Millie Hughes-Fulford, Marin’s first astronaut, orbited space for nine days in June 1991 as a payload specialist aboard NASA’s first Spacelab mission dedicated to biomedical studies. The SLS-1 mission flew over 3.8 million miles, 140 orbits, and its crew completed over eighteen experiments during a nine-day period, bringing back more medical data than any previous NASA flight.
Dr. Hughes-Fulford’s work helped to prepare future crews for long stays in space, whether on a permanent space station, staffing an outpost on the moon or flying years-long missions to Mars. It also helped provide insight into medical disorders on earth, including hypertension, bone disease and heart failure.
Science has long been Dr. Hughes-Fulford’s chosen field of study. She entered college at age sixteen and majored in biology and chemistry, earning her doctorate in chemistry. Selected by NASA in 1983, she spent seven years training for the space flight, all the while continuing her career as a biochemist directing cellular research at the Veteran’s Affairs Medical Center in San Francisco.

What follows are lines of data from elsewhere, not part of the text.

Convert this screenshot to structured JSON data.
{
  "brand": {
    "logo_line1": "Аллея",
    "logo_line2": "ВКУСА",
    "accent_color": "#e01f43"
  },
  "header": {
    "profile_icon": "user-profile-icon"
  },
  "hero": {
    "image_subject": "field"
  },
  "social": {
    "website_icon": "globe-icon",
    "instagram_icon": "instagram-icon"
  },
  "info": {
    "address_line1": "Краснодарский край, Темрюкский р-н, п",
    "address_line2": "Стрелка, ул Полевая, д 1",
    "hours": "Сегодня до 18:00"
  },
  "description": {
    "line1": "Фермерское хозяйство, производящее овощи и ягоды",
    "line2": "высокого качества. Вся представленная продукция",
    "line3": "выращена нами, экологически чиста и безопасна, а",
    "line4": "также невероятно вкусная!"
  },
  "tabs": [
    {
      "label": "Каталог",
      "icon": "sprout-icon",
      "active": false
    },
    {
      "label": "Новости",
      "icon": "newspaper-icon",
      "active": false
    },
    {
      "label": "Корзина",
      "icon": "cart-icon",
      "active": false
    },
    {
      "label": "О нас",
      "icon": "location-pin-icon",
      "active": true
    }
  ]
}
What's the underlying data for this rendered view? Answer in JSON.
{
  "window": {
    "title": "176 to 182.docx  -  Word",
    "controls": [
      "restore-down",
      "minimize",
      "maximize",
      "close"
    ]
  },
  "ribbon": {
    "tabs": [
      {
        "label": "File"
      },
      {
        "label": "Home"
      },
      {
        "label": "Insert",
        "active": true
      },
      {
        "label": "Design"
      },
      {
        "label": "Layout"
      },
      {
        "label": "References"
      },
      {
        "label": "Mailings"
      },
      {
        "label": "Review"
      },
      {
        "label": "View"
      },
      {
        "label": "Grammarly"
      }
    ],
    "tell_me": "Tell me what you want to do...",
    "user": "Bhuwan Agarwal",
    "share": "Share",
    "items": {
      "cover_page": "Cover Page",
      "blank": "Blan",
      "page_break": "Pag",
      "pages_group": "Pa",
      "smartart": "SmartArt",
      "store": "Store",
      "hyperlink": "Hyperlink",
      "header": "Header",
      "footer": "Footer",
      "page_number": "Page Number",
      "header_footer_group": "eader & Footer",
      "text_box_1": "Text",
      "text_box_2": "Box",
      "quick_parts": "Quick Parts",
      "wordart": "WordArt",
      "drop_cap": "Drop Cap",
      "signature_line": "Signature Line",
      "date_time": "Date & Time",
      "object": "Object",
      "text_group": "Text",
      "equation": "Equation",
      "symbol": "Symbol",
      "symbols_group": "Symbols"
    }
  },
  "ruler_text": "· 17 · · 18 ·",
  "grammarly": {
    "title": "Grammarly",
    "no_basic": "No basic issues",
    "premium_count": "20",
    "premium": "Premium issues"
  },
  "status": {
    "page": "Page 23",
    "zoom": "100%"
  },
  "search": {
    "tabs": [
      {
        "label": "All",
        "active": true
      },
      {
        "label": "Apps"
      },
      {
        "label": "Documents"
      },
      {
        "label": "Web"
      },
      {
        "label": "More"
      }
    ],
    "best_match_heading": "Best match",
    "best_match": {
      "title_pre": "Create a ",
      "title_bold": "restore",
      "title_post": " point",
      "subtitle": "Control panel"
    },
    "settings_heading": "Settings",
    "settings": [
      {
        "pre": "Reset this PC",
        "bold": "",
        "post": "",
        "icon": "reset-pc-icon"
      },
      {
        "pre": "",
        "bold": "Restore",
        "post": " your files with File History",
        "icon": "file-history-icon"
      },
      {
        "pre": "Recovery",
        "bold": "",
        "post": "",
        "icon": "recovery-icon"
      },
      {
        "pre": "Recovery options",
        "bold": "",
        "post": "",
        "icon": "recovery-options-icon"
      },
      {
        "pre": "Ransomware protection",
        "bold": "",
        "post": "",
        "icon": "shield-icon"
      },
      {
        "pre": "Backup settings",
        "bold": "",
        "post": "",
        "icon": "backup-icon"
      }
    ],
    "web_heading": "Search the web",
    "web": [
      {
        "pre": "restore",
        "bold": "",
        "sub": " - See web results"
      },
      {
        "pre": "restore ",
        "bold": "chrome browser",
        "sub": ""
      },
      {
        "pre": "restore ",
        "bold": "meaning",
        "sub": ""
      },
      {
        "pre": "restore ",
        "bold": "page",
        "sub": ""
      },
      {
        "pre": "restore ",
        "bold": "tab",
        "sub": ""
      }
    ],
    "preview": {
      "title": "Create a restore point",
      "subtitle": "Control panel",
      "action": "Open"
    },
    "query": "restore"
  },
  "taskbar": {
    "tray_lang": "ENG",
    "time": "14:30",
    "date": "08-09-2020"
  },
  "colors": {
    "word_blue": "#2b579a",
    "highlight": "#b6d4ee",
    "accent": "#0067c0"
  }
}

Following the Spacelab mission, she served as Scientific Advisor to the Under Secretary of the Department of Veterans Affairs for three years. Today, as a Professor at the University of California Medical Center at San Francisco, in addition to her duties with the VA, Dr. Hughes-Fulford continues as a principal medical investigator for a number of projects, including the study of cancer with the VA and the regulation of bone growth with NASA.